▶ **Task to carry out**:
Among the lines below, copy each one in which "failed" appears.

(Collected data)

• • • • • • •

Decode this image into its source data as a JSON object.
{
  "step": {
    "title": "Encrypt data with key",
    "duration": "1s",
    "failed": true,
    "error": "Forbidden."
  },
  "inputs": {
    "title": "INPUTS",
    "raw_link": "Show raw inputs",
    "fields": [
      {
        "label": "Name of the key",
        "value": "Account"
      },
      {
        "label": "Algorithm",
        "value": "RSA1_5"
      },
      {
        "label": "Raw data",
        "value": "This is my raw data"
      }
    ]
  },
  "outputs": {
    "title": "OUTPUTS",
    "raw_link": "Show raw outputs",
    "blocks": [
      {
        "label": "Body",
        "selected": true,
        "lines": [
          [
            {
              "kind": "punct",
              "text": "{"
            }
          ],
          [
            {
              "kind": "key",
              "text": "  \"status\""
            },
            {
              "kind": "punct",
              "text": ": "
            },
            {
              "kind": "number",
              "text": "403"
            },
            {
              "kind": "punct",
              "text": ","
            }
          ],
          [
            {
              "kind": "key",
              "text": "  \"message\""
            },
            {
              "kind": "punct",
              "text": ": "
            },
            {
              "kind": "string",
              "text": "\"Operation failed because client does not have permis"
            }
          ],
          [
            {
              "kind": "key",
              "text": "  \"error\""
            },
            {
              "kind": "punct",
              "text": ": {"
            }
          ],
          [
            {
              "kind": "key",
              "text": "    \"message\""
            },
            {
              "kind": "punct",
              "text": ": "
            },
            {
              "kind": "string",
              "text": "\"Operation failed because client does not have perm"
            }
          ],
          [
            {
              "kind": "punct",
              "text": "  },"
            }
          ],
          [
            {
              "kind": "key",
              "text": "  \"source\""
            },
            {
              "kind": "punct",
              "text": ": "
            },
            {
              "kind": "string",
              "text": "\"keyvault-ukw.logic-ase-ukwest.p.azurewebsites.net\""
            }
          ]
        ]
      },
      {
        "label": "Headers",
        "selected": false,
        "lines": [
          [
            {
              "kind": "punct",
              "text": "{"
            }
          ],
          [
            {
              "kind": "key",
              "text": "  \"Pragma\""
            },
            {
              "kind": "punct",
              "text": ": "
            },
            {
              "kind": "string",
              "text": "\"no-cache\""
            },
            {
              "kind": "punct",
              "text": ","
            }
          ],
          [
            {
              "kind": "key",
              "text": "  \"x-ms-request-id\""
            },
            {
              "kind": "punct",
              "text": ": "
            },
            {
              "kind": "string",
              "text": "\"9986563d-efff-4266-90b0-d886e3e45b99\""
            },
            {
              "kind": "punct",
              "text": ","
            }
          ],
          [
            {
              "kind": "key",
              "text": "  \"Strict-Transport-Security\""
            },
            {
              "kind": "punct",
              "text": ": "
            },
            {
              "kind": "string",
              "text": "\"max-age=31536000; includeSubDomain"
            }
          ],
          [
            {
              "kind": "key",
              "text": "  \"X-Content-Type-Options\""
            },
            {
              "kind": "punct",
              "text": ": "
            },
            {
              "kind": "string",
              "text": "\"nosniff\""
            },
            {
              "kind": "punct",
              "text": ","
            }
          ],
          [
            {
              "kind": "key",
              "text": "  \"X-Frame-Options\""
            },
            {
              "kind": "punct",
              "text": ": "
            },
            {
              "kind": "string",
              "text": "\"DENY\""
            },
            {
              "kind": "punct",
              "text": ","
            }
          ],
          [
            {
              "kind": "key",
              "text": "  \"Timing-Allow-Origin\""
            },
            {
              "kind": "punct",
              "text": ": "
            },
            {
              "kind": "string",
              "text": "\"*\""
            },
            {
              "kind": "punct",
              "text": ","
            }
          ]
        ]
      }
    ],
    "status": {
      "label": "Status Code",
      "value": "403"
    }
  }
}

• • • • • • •

▶ **Solution below**:
    "failed": true,
              "text": "\"Operation failed because client does not have permis"
              "text": "\"Operation failed because client does not have perm"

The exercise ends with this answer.